## [WHAT THE TASK REQUIRES]
Output every record verbatim, and omit each picture.

## [RECORDS TO PROCESS]

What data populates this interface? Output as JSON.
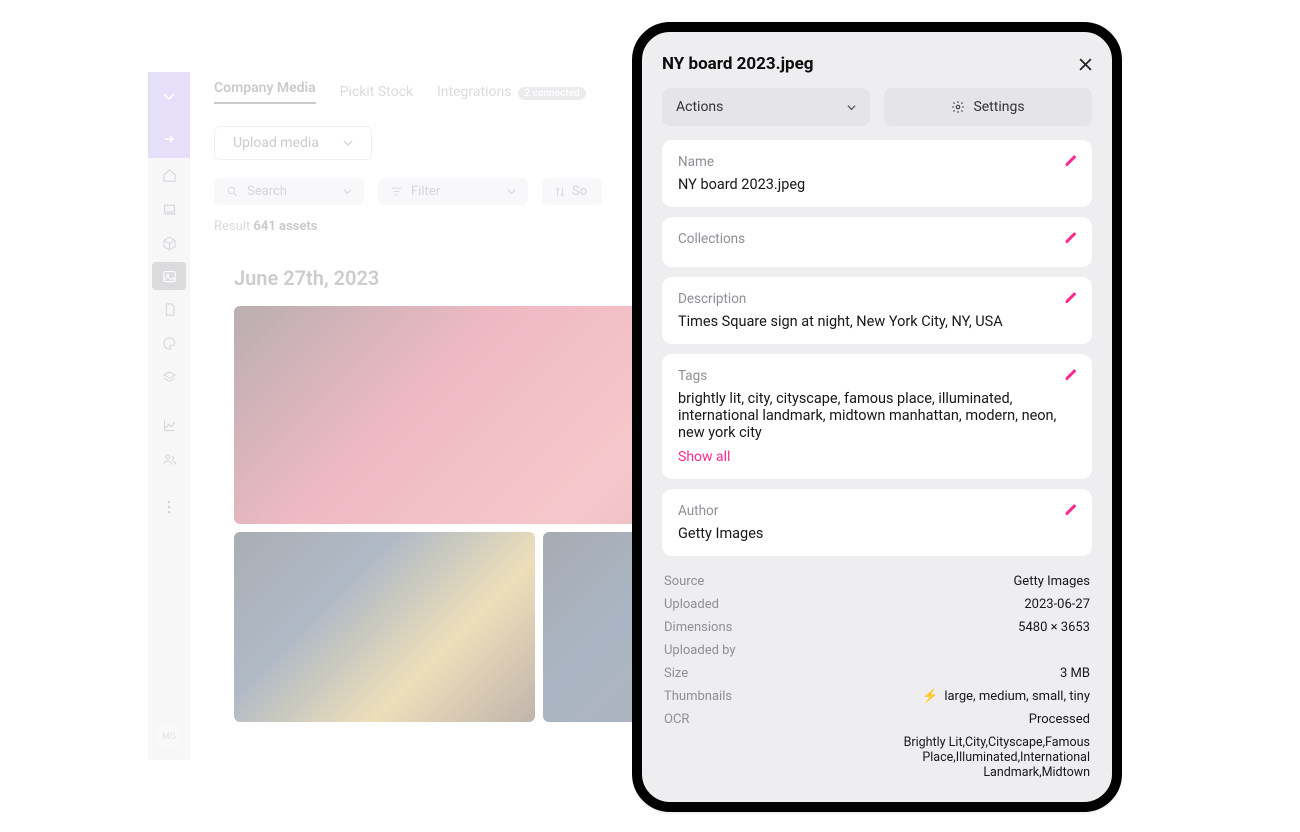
{
  "sidebar": {
    "avatar_initials": "MG"
  },
  "tabs": {
    "company_media": "Company Media",
    "pickit_stock": "Pickit Stock",
    "integrations": "Integrations",
    "integrations_badge": "2 connected"
  },
  "toolbar": {
    "upload_label": "Upload media",
    "search_placeholder": "Search",
    "filter_label": "Filter",
    "sort_prefix": "So"
  },
  "results": {
    "prefix": "Result ",
    "count": "641 assets"
  },
  "group": {
    "date_heading": "June 27th, 2023"
  },
  "panel": {
    "title": "NY board 2023.jpeg",
    "actions_label": "Actions",
    "settings_label": "Settings",
    "name_label": "Name",
    "name_value": "NY board 2023.jpeg",
    "collections_label": "Collections",
    "description_label": "Description",
    "description_value": "Times Square sign at night, New York City, NY, USA",
    "tags_label": "Tags",
    "tags_value": "brightly lit, city, cityscape, famous place, illuminated, international landmark, midtown manhattan, modern, neon, new york city",
    "show_all": "Show all",
    "author_label": "Author",
    "author_value": "Getty Images"
  },
  "meta": {
    "source_k": "Source",
    "source_v": "Getty Images",
    "uploaded_k": "Uploaded",
    "uploaded_v": "2023-06-27",
    "dimensions_k": "Dimensions",
    "dimensions_v": "5480 × 3653",
    "uploadedby_k": "Uploaded by",
    "uploadedby_v": "",
    "size_k": "Size",
    "size_v": "3 MB",
    "thumbs_k": "Thumbnails",
    "thumbs_v": "large, medium, small, tiny",
    "ocr_k": "OCR",
    "ocr_v": "Processed",
    "ocr_detail": "Brightly Lit,City,Cityscape,Famous Place,Illuminated,International Landmark,Midtown"
  }
}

## [RESPONSE TO THE TASK]
What data populates this interface? Output as JSON.
{
  "sidebar": {
    "avatar_initials": "MG"
  },
  "tabs": {
    "company_media": "Company Media",
    "pickit_stock": "Pickit Stock",
    "integrations": "Integrations",
    "integrations_badge": "2 connected"
  },
  "toolbar": {
    "upload_label": "Upload media",
    "search_placeholder": "Search",
    "filter_label": "Filter",
    "sort_prefix": "So"
  },
  "results": {
    "prefix": "Result ",
    "count": "641 assets"
  },
  "group": {
    "date_heading": "June 27th, 2023"
  },
  "panel": {
    "title": "NY board 2023.jpeg",
    "actions_label": "Actions",
    "settings_label": "Settings",
    "name_label": "Name",
    "name_value": "NY board 2023.jpeg",
    "collections_label": "Collections",
    "description_label": "Description",
    "description_value": "Times Square sign at night, New York City, NY, USA",
    "tags_label": "Tags",
    "tags_value": "brightly lit, city, cityscape, famous place, illuminated, international landmark, midtown manhattan, modern, neon, new york city",
    "show_all": "Show all",
    "author_label": "Author",
    "author_value": "Getty Images"
  },
  "meta": {
    "source_k": "Source",
    "source_v": "Getty Images",
    "uploaded_k": "Uploaded",
    "uploaded_v": "2023-06-27",
    "dimensions_k": "Dimensions",
    "dimensions_v": "5480 × 3653",
    "uploadedby_k": "Uploaded by",
    "uploadedby_v": "",
    "size_k": "Size",
    "size_v": "3 MB",
    "thumbs_k": "Thumbnails",
    "thumbs_v": "large, medium, small, tiny",
    "ocr_k": "OCR",
    "ocr_v": "Processed",
    "ocr_detail": "Brightly Lit,City,Cityscape,Famous Place,Illuminated,International Landmark,Midtown"
  }
}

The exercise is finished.